Following the success of the maiden edition of the 2-day festival held in April 2010, the second edition of the Bangalore International Wine Festival is being organised at Palace Grounds in Bangalore from March 11 for 3 days with around 30 wine companies expected to be present for tasting by the general public along with several wine related programmes.
The event includes the staple activities such events, namely wine appreciation seminars and guided tasting sessions, grape stomping, fashion shows, music bands and seminars on wine tasting.

B. N. Nanjundaiah, Managing Director of Naka wines, one of the promoters of the Festival, claims that in the previous edition in 2010, more than 25,000 people had visited the festival held at White Petals.  This time, the event is expected to attract around 45,000 visitors, which would make it the most popular and attended wine festival in India.

Wine industry is a direct extension of the agriculture sector as wine grapes are the basic ingredients.  A higher consumption will increase demand for the grapes which will directly benefit the farmers”, adds Nanjundaiah.

The state Government of Karnataka had introduced the progressive wine policy in 2007 to promote wine consumption and the resultant growth in the agricultural sector through the entry of new domestic wineries. Karnataka Wine Board had supported and part-sponsored the first ever wine festival in Lalbagh in 2009.  This achieved limited success as it was restricted to only Indian wines.

However, next year-2010 saw a commercial interest enter the organisation of a wine festival with introduction of imported wines at the same venue as this year — the Palace Grounds.  Nanjundaiah claims these measures have helped increased sales of wine in the State.

The entry fee of the festival is Rs 100 per person and also entitles the visitors a wine glass beside the entry ticket.

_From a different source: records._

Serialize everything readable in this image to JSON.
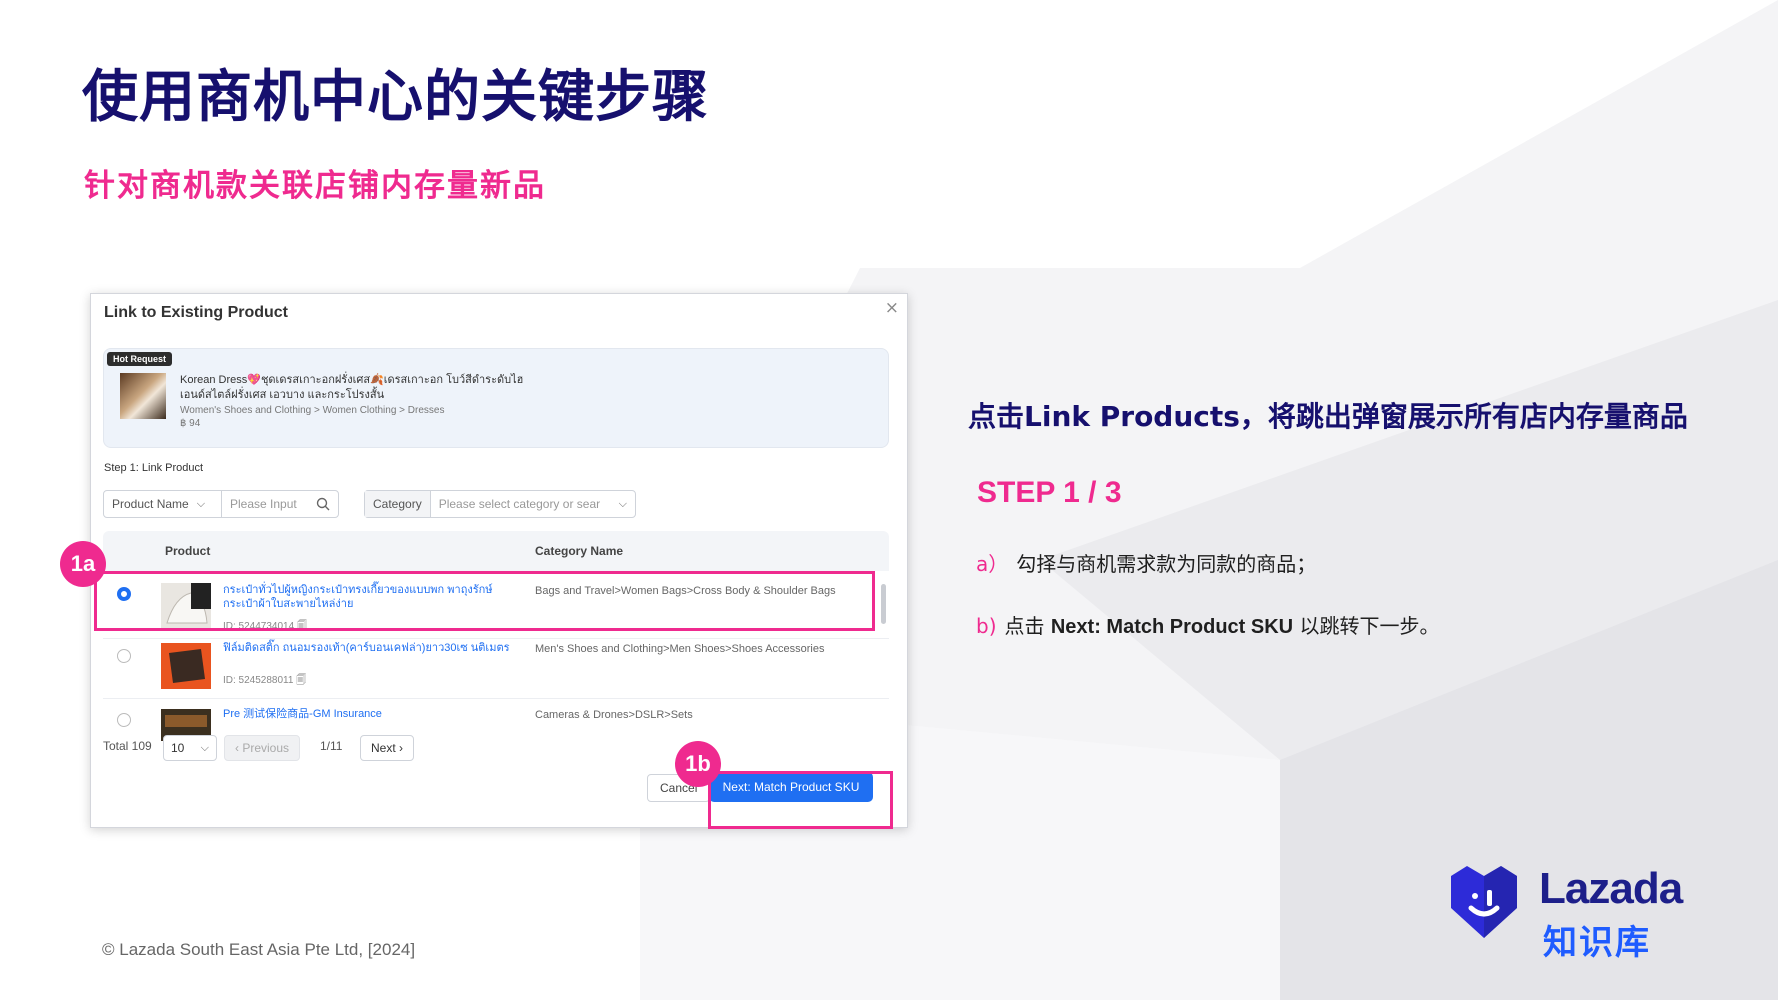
{
  "slide": {
    "title": "使用商机中心的关键步骤",
    "subtitle": "针对商机款关联店铺内存量新品",
    "footer": "© Lazada South East Asia Pte Ltd, [2024]"
  },
  "dialog": {
    "title": "Link to Existing Product",
    "close_icon": "×",
    "hot_request": {
      "badge": "Hot Request",
      "name": "Korean Dress💖ชุดเดรสเกาะอกฝรั่งเศส🍂เดรสเกาะอก โบว์สีดำระดับไฮเอนด์สไตล์ฝรั่งเศส เอวบาง และกระโปรงสั้น",
      "category": "Women's Shoes and Clothing > Women Clothing > Dresses",
      "price": "฿ 94"
    },
    "step_label": "Step 1: Link Product",
    "filters": {
      "field_select": "Product Name",
      "search_placeholder": "Please Input",
      "category_label": "Category",
      "category_placeholder": "Please select category or sear"
    },
    "table": {
      "headers": [
        "Product",
        "Category Name"
      ],
      "rows": [
        {
          "selected": true,
          "name": "กระเป๋าทั่วไปผู้หญิงกระเป๋าทรงเกี๊ยวของแบบพก พาถุงรักษ์กระเป๋าผ้าใบสะพายไหล่ง่าย",
          "id": "ID: 5244734014 🗐",
          "category": "Bags and Travel>Women Bags>Cross Body & Shoulder Bags"
        },
        {
          "selected": false,
          "name": "ฟิล์มติดสติ๊ก ถนอมรองเท้า(คาร์บอนเคฟล่า)ยาว30เซ นติเมตร",
          "id": "ID: 5245288011 🗐",
          "category": "Men's Shoes and Clothing>Men Shoes>Shoes Accessories"
        },
        {
          "selected": false,
          "name": "Pre 测试保险商品-GM Insurance",
          "id": "",
          "category": "Cameras & Drones>DSLR>Sets"
        }
      ]
    },
    "pagination": {
      "total": "Total 109",
      "page_size": "10",
      "previous": "‹ Previous",
      "page_indicator": "1/11",
      "next": "Next ›"
    },
    "cancel_label": "Cancel",
    "next_label": "Next: Match Product SKU"
  },
  "markers": {
    "a": "1a",
    "b": "1b"
  },
  "instructions": {
    "heading": "点击Link Products，将跳出弹窗展示所有店内存量商品",
    "step": "STEP 1 / 3",
    "item_a_label": "a）",
    "item_a_text": "勾择与商机需求款为同款的商品；",
    "item_b_label": "b)",
    "item_b_pre": "点击 ",
    "item_b_bold": "Next: Match Product SKU",
    "item_b_post": " 以跳转下一步。"
  },
  "logo": {
    "word": "Lazada",
    "sub": "知识库"
  },
  "colors": {
    "title": "#16106e",
    "accent_pink": "#ef2a8f",
    "primary_blue": "#1f6ff2",
    "logo_blue": "#1d1f8a"
  },
  "icons": {
    "dialog_close": "close-icon",
    "search": "search-icon",
    "dropdown": "chevron-down-icon",
    "copy": "copy-icon",
    "logo": "lazada-heart-logo"
  }
}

It offers a great opportunity to the Bangalore residents to get educated about the health drink that brings an unnecessary awe and ignorance for many people who stay away from this low-alcohol lifestyle product.  The visitors would do well to try tasting as many wines as possible to help them learn as much as possible during the three days- after attending the seminar on how to taste wine and not gulp it.

Bangalore is fast establishing itself as a city of wine festivals besides Goa, Mumbai,  Pune and Nashik (largely thanks to Sula).  Delhi is unfortunately devoid of such festivals because the government frowns upon the wine promotion as a health drink and treats it as an alcohol. It does not allow such tastings for the public in the open.